With no line left out, restate the data word for word.
Recorded data: Begin
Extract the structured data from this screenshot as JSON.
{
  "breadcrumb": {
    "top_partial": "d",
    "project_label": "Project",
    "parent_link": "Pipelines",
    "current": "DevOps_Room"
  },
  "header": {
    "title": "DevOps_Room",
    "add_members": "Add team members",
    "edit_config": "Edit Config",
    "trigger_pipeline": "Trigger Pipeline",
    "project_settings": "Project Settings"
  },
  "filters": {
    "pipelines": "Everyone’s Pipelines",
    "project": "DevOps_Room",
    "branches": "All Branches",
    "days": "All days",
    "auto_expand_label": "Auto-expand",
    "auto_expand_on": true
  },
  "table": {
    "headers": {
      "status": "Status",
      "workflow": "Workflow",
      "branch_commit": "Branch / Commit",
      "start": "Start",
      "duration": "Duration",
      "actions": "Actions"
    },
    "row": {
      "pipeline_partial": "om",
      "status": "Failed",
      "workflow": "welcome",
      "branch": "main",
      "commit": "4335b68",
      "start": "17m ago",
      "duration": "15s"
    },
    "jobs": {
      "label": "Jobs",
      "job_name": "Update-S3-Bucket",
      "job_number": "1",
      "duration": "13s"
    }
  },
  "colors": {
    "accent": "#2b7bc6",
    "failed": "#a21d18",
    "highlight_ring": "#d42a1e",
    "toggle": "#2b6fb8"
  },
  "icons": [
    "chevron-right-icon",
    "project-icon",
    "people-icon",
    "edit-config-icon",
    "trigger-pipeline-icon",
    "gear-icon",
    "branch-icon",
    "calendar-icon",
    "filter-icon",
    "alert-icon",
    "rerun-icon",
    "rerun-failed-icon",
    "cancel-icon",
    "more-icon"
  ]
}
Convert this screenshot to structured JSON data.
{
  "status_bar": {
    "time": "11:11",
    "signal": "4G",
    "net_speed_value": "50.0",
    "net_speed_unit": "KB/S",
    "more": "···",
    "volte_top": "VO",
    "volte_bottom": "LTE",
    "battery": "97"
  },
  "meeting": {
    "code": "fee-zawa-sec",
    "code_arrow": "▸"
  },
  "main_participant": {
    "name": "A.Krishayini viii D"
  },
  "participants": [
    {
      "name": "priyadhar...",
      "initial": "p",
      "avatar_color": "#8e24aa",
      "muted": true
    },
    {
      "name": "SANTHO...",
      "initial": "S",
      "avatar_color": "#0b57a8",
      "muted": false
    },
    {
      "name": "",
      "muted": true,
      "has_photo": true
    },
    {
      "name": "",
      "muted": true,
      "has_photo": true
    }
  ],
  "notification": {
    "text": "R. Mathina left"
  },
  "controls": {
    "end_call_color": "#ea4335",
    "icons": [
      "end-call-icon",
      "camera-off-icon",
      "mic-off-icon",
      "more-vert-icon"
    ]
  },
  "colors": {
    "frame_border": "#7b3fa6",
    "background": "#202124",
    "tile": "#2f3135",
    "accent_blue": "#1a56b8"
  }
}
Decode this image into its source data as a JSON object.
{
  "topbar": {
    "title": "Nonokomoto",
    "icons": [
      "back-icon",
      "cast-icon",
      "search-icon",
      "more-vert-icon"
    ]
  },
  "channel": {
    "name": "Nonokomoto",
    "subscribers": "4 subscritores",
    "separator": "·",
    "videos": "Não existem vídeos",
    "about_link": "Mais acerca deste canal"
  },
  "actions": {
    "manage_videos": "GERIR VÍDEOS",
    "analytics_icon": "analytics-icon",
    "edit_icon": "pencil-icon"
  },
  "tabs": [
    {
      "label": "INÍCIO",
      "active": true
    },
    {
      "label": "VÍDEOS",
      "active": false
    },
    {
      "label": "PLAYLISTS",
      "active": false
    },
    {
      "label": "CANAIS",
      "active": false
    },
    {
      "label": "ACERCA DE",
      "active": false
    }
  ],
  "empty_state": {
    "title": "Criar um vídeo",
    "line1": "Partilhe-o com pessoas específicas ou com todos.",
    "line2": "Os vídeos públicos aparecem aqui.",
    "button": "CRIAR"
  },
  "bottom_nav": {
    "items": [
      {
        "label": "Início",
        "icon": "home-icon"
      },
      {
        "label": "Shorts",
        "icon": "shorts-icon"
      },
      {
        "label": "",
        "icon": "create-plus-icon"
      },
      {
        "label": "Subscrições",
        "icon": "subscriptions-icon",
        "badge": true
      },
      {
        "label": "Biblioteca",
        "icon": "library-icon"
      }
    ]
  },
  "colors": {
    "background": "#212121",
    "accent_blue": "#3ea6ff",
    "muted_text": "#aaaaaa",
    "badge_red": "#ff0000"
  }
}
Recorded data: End
Answer for this exercise:
Extract the structured data from this screenshot as JSON.
{
  "breadcrumb": {
    "top_partial": "d",
    "project_label": "Project",
    "parent_link": "Pipelines",
    "current": "DevOps_Room"
  },
  "header": {
    "title": "DevOps_Room",
    "add_members": "Add team members",
    "edit_config": "Edit Config",
    "trigger_pipeline": "Trigger Pipeline",
    "project_settings": "Project Settings"
  },
  "filters": {
    "pipelines": "Everyone’s Pipelines",
    "project": "DevOps_Room",
    "branches": "All Branches",
    "days": "All days",
    "auto_expand_label": "Auto-expand",
    "auto_expand_on": true
  },
  "table": {
    "headers": {
      "status": "Status",
      "workflow": "Workflow",
      "branch_commit": "Branch / Commit",
      "start": "Start",
      "duration": "Duration",
      "actions": "Actions"
    },
    "row": {
      "pipeline_partial": "om",
      "status": "Failed",
      "workflow": "welcome",
      "branch": "main",
      "commit": "4335b68",
      "start": "17m ago",
      "duration": "15s"
    },
    "jobs": {
      "label": "Jobs",
      "job_name": "Update-S3-Bucket",
      "job_number": "1",
      "duration": "13s"
    }
  },
  "colors": {
    "accent": "#2b7bc6",
    "failed": "#a21d18",
    "highlight_ring": "#d42a1e",
    "toggle": "#2b6fb8"
  },
  "icons": [
    "chevron-right-icon",
    "project-icon",
    "people-icon",
    "edit-config-icon",
    "trigger-pipeline-icon",
    "gear-icon",
    "branch-icon",
    "calendar-icon",
    "filter-icon",
    "alert-icon",
    "rerun-icon",
    "rerun-failed-icon",
    "cancel-icon",
    "more-icon"
  ]
}
Convert this screenshot to structured JSON data.
{
  "status_bar": {
    "time": "11:11",
    "signal": "4G",
    "net_speed_value": "50.0",
    "net_speed_unit": "KB/S",
    "more": "···",
    "volte_top": "VO",
    "volte_bottom": "LTE",
    "battery": "97"
  },
  "meeting": {
    "code": "fee-zawa-sec",
    "code_arrow": "▸"
  },
  "main_participant": {
    "name": "A.Krishayini viii D"
  },
  "participants": [
    {
      "name": "priyadhar...",
      "initial": "p",
      "avatar_color": "#8e24aa",
      "muted": true
    },
    {
      "name": "SANTHO...",
      "initial": "S",
      "avatar_color": "#0b57a8",
      "muted": false
    },
    {
      "name": "",
      "muted": true,
      "has_photo": true
    },
    {
      "name": "",
      "muted": true,
      "has_photo": true
    }
  ],
  "notification": {
    "text": "R. Mathina left"
  },
  "controls": {
    "end_call_color": "#ea4335",
    "icons": [
      "end-call-icon",
      "camera-off-icon",
      "mic-off-icon",
      "more-vert-icon"
    ]
  },
  "colors": {
    "frame_border": "#7b3fa6",
    "background": "#202124",
    "tile": "#2f3135",
    "accent_blue": "#1a56b8"
  }
}
Decode this image into its source data as a JSON object.
{
  "topbar": {
    "title": "Nonokomoto",
    "icons": [
      "back-icon",
      "cast-icon",
      "search-icon",
      "more-vert-icon"
    ]
  },
  "channel": {
    "name": "Nonokomoto",
    "subscribers": "4 subscritores",
    "separator": "·",
    "videos": "Não existem vídeos",
    "about_link": "Mais acerca deste canal"
  },
  "actions": {
    "manage_videos": "GERIR VÍDEOS",
    "analytics_icon": "analytics-icon",
    "edit_icon": "pencil-icon"
  },
  "tabs": [
    {
      "label": "INÍCIO",
      "active": true
    },
    {
      "label": "VÍDEOS",
      "active": false
    },
    {
      "label": "PLAYLISTS",
      "active": false
    },
    {
      "label": "CANAIS",
      "active": false
    },
    {
      "label": "ACERCA DE",
      "active": false
    }
  ],
  "empty_state": {
    "title": "Criar um vídeo",
    "line1": "Partilhe-o com pessoas específicas ou com todos.",
    "line2": "Os vídeos públicos aparecem aqui.",
    "button": "CRIAR"
  },
  "bottom_nav": {
    "items": [
      {
        "label": "Início",
        "icon": "home-icon"
      },
      {
        "label": "Shorts",
        "icon": "shorts-icon"
      },
      {
        "label": "",
        "icon": "create-plus-icon"
      },
      {
        "label": "Subscrições",
        "icon": "subscriptions-icon",
        "badge": true
      },
      {
        "label": "Biblioteca",
        "icon": "library-icon"
      }
    ]
  },
  "colors": {
    "background": "#212121",
    "accent_blue": "#3ea6ff",
    "muted_text": "#aaaaaa",
    "badge_red": "#ff0000"
  }
}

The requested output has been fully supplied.